Erik Schlenker-Goodrich, the Executive Director of the Western Environmental Law Center, said he wasn’t surprised to learn that DOI had rescinded the two memos. The department, he said, has already made it abundantly clear that maximizing oil and gas development is its top priority.

“Their area of concern is the bottom line of the fossil fuel industry,” Schlenker-Goodrich said. “Damn the communities on the ground. They’re irrelevant to their decision making process.”

Unlike protections for clean air and water, environmental justice principles have never been codified into law. The two rescinded policy memos were issued in the wake of a 1994 executive order on environmental justice, which was seen as a necessary response to decades of environmental racism and the marginalization of low-income communities in government planning. But ensuring that the broad principles outlined in the executive order are applied at the agency level has been difficult. For instance, DOI’s departmental manual chapter on the subject, which lays out the responsibilities of bureaus in applying environmental justice principles, was only finalized the day before Trump’s inauguration.

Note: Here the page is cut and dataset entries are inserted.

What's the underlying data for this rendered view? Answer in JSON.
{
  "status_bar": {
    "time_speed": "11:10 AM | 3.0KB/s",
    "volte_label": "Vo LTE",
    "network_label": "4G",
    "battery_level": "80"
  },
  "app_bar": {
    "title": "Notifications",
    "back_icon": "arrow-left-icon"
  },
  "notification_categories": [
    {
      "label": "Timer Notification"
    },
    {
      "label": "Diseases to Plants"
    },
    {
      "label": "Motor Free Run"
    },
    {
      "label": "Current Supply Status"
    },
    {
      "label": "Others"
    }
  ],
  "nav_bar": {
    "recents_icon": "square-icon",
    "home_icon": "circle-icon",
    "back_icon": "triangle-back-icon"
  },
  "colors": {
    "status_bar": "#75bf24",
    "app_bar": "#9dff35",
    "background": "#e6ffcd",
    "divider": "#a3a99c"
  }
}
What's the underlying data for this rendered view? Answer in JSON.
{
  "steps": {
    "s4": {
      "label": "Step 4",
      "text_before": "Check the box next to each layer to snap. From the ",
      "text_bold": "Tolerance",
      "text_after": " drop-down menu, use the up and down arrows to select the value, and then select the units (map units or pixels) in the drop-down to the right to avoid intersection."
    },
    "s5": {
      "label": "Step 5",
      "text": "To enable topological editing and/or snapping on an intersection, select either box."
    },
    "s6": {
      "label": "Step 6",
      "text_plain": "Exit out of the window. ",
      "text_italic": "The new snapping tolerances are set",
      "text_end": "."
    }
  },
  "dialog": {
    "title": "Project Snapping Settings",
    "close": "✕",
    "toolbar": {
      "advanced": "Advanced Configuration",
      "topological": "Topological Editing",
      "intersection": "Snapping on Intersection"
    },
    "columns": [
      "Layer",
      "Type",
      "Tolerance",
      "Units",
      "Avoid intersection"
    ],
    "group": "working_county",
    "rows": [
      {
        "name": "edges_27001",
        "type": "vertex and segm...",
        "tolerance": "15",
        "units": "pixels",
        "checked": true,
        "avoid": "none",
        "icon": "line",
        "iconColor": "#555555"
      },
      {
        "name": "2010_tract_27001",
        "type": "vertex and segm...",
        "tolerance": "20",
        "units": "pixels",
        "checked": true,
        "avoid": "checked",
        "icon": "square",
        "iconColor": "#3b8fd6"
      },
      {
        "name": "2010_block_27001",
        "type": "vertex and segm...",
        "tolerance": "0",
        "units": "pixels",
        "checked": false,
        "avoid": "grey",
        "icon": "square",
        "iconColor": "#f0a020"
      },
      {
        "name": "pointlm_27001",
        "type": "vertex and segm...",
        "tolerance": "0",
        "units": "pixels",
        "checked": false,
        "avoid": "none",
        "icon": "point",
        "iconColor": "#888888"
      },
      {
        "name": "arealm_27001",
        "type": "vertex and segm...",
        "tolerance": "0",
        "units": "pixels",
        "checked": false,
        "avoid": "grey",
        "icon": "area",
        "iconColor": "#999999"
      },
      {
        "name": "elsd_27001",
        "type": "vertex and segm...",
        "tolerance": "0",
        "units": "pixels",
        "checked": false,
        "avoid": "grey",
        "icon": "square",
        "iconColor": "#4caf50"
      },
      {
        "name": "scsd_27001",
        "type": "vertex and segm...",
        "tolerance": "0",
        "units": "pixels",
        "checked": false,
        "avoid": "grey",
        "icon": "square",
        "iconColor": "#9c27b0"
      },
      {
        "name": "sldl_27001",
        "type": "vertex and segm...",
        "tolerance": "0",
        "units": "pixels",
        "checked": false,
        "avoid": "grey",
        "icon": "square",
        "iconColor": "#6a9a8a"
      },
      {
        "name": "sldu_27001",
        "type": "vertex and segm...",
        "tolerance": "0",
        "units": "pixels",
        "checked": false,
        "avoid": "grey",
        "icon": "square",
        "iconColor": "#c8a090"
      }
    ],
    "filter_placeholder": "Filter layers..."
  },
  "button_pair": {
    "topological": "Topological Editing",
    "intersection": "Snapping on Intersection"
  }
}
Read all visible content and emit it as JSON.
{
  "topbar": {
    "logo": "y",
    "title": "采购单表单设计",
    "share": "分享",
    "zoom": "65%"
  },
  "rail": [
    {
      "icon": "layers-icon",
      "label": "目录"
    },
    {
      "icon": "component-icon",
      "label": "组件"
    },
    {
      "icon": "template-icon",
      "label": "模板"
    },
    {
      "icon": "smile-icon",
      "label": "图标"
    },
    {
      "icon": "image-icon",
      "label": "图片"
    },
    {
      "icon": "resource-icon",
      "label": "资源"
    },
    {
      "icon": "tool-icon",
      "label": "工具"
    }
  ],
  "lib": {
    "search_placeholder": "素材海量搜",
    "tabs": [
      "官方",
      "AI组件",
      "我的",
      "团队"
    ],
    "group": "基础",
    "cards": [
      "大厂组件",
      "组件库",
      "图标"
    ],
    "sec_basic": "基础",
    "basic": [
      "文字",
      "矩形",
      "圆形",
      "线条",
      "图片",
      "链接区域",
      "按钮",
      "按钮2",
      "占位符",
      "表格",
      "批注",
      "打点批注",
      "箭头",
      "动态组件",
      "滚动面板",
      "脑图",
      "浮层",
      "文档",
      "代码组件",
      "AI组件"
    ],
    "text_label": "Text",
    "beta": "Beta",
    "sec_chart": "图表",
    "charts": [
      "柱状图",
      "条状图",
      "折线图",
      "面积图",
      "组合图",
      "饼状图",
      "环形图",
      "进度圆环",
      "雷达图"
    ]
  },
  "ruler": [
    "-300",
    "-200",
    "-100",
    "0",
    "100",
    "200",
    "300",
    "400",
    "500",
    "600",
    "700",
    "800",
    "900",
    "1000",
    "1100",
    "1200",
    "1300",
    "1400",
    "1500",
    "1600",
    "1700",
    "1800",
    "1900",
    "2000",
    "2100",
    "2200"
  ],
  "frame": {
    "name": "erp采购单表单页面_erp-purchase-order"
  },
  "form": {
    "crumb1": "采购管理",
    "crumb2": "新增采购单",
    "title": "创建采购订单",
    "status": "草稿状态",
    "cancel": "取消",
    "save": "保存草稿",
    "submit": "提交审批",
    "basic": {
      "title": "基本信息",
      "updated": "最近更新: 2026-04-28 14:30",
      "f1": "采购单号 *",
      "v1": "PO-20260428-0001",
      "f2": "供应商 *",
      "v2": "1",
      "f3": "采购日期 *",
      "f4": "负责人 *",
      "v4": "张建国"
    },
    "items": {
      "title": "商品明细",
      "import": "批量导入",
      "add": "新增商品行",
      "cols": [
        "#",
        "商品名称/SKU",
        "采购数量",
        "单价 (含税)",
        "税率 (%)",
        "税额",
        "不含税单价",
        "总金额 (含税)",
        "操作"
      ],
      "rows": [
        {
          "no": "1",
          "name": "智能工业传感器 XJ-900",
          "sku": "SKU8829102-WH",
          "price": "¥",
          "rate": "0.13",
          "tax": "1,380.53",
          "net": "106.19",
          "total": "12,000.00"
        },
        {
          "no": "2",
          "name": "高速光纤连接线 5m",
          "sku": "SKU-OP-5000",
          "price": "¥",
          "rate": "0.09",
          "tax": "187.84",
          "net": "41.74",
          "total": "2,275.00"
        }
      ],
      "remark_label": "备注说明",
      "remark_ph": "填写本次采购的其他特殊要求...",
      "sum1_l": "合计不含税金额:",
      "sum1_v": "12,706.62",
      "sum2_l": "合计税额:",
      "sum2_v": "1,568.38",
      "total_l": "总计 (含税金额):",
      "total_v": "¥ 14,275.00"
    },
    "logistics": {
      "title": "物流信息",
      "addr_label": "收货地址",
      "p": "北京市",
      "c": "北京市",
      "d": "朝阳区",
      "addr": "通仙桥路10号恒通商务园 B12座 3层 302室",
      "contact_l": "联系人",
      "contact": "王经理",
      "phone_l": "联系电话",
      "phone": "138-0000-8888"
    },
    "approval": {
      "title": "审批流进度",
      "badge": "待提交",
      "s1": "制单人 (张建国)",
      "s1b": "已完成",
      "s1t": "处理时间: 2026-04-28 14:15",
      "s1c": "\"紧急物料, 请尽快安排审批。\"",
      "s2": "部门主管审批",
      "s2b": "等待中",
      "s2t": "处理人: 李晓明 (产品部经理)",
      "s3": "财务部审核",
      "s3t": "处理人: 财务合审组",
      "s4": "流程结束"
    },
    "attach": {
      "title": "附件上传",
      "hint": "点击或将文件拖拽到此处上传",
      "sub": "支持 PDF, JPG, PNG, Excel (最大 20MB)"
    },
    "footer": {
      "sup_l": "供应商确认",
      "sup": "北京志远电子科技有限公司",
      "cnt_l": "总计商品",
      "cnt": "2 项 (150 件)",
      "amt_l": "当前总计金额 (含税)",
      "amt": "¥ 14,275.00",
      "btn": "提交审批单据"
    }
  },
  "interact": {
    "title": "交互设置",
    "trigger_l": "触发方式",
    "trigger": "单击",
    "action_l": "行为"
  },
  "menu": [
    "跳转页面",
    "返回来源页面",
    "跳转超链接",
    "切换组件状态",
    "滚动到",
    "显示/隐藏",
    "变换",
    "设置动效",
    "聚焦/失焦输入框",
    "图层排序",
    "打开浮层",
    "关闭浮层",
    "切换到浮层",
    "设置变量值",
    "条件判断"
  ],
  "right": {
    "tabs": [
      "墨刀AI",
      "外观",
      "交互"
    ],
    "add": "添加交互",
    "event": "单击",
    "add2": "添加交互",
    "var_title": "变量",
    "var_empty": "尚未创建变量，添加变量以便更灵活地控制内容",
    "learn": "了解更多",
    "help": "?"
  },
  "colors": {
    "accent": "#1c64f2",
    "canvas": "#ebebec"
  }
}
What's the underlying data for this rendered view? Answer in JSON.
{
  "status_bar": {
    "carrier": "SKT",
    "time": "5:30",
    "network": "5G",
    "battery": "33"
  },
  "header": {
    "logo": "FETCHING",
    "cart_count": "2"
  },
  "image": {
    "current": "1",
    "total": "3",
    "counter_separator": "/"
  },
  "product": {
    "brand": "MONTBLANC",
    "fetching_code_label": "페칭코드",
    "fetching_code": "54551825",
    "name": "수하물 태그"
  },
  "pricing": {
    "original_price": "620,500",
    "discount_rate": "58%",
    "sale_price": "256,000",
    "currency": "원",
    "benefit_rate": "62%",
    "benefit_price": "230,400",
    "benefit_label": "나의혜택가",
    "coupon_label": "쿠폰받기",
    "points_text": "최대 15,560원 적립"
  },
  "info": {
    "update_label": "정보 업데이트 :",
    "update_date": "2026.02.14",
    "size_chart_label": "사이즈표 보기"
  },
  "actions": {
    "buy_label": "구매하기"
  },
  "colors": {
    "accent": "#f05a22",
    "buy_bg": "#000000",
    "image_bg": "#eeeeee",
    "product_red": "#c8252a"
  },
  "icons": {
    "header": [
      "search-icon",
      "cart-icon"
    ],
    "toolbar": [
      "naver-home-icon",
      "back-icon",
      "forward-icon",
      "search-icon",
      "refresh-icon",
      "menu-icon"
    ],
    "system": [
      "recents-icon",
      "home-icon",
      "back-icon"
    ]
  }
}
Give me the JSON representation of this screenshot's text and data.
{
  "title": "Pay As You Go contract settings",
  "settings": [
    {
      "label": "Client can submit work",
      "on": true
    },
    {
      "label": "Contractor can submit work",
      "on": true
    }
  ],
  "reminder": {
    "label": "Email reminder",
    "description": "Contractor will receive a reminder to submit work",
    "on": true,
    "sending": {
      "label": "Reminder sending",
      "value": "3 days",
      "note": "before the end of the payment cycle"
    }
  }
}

Rather than build on efforts to strengthen the policy, DOI appears to be undermining it. According to an internal email from a high-level DOI advisor obtained by The Nation, the rollback of the environmental justice memo “signals that the department and bureaus have more flexibility on implementing EJ policy under NEPA.” Without the memos BLM field offices may have more discretion as to whether they conduct any kind of environmental justice analysis during environmental reviews of sensitive projects, such as oil and gas lease sales in New Mexico or drilling in the Arctic National Wildlife Refuge.

  • “Trump officials, at least at the department level, have been allergic to the notion of environmental justice from the get go.”

DOI says the elimination of the memos is part of a larger effort to update and reformat policies that had become redundant or were better addressed elsewhere. In a brief note explaining the decision, DOI’s Office of Environmental Policy and Compliance said the two rescinded policies have been superseded by the departmental manual chapter and “increased awareness, knowledge, and experience” on the part of Interior employees. According to DOI, the policy memos were too specific and the bureaus engaged in conducting environmental reviews needed increased flexibility in order to carry out their duties.

“These are all cosmetic,” OEPC director Michaela Noble said. “We are not changing practices or procedures.”

About the reporter

Adam Federman

Adam Federman

Adam Federman is a reporting fellow with Type Investigations.